Available data
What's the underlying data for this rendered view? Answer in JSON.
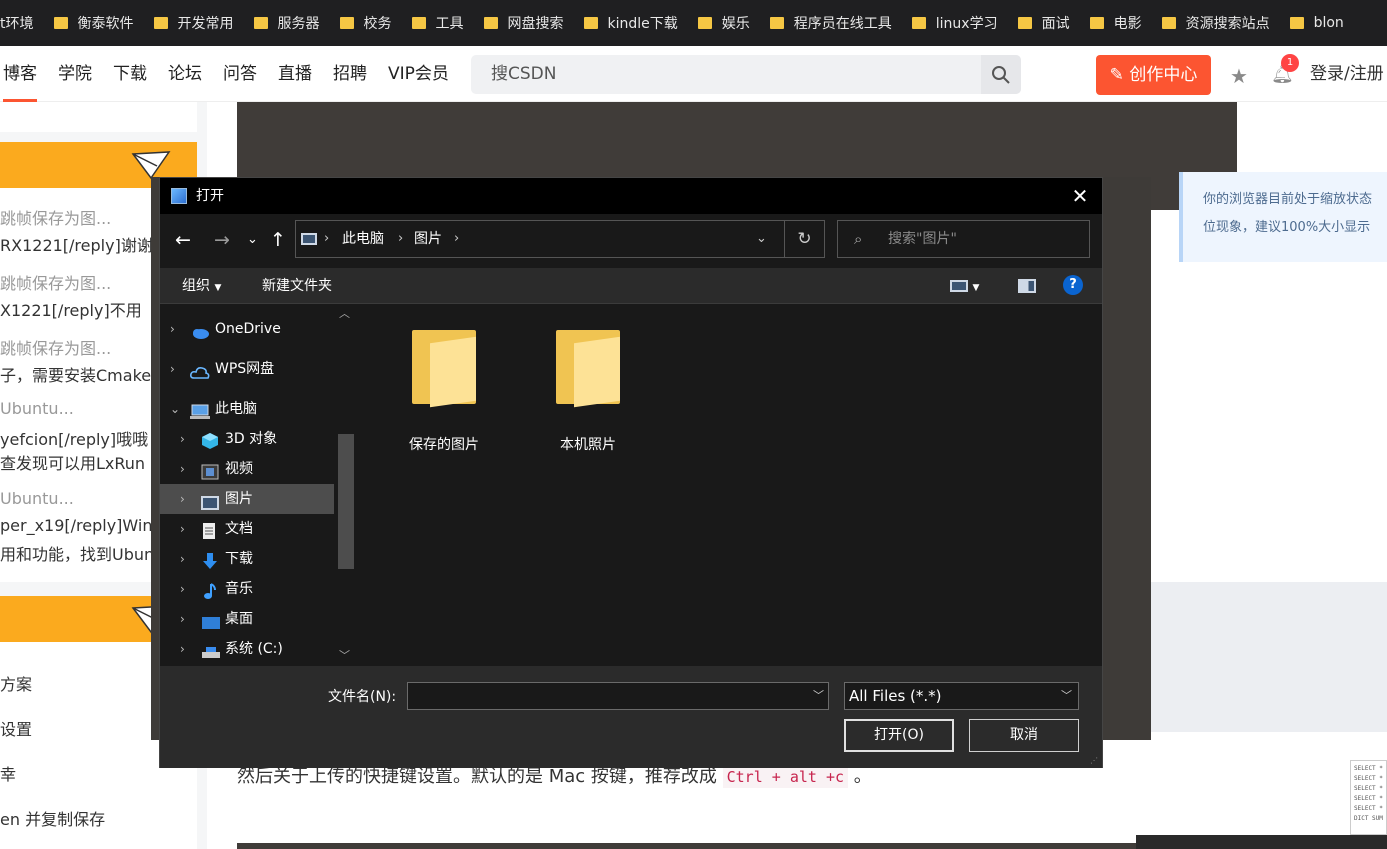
{
  "bookmarks": [
    "t环境",
    "衡泰软件",
    "开发常用",
    "服务器",
    "校务",
    "工具",
    "网盘搜索",
    "kindle下载",
    "娱乐",
    "程序员在线工具",
    "linux学习",
    "面试",
    "电影",
    "资源搜索站点",
    "blon"
  ],
  "nav": {
    "links": [
      "博客",
      "学院",
      "下载",
      "论坛",
      "问答",
      "直播",
      "招聘",
      "VIP会员"
    ],
    "search_placeholder": "搜CSDN",
    "create_label": "创作中心",
    "notification_count": "1",
    "login_label": "登录/注册"
  },
  "left_comments": [
    "跳帧保存为图...",
    "RX1221[/reply]谢谢",
    "跳帧保存为图...",
    "X1221[/reply]不用",
    "跳帧保存为图...",
    "子，需要安装Cmake",
    "Ubuntu...",
    "yefcion[/reply]哦哦",
    "查发现可以用LxRun",
    "Ubuntu...",
    "per_x19[/reply]Win",
    "用和功能，找到Ubun"
  ],
  "left_items": [
    "方案",
    "设置",
    "幸",
    "en 并复制保存"
  ],
  "notice": {
    "line1": "你的浏览器目前处于缩放状态",
    "line2": "位现象，建议100%大小显示"
  },
  "paragraph": {
    "before": "然后关于上传的快捷键设置。默认的是 Mac 按键，推荐改成 ",
    "code": "Ctrl + alt +c",
    "after": " 。"
  },
  "thumb_text": "SELECT * SELECT * SELECT * SELECT * SELECT * DICT SUM",
  "dialog": {
    "title": "打开",
    "crumbs": [
      "此电脑",
      "图片"
    ],
    "search_placeholder": "搜索\"图片\"",
    "toolbar": {
      "organize": "组织",
      "new_folder": "新建文件夹",
      "help": "?"
    },
    "tree": [
      {
        "label": "OneDrive",
        "level": 0,
        "expanded": false,
        "selected": false,
        "icon": "cloud-icon"
      },
      {
        "label": "WPS网盘",
        "level": 0,
        "expanded": false,
        "selected": false,
        "icon": "wps-cloud-icon"
      },
      {
        "label": "此电脑",
        "level": 0,
        "expanded": true,
        "selected": false,
        "icon": "computer-icon"
      },
      {
        "label": "3D 对象",
        "level": 1,
        "expanded": false,
        "selected": false,
        "icon": "3d-objects-icon"
      },
      {
        "label": "视频",
        "level": 1,
        "expanded": false,
        "selected": false,
        "icon": "video-icon"
      },
      {
        "label": "图片",
        "level": 1,
        "expanded": false,
        "selected": true,
        "icon": "pictures-icon"
      },
      {
        "label": "文档",
        "level": 1,
        "expanded": false,
        "selected": false,
        "icon": "documents-icon"
      },
      {
        "label": "下载",
        "level": 1,
        "expanded": false,
        "selected": false,
        "icon": "download-icon"
      },
      {
        "label": "音乐",
        "level": 1,
        "expanded": false,
        "selected": false,
        "icon": "music-icon"
      },
      {
        "label": "桌面",
        "level": 1,
        "expanded": false,
        "selected": false,
        "icon": "desktop-icon"
      },
      {
        "label": "系统 (C:)",
        "level": 1,
        "expanded": false,
        "selected": false,
        "icon": "drive-icon"
      }
    ],
    "folders": [
      "保存的图片",
      "本机照片"
    ],
    "filename_label": "文件名(N):",
    "filename_value": "",
    "filetype": "All Files (*.*)",
    "open_label": "打开(O)",
    "cancel_label": "取消"
  }
}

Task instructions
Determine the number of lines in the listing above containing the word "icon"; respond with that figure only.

Result below
11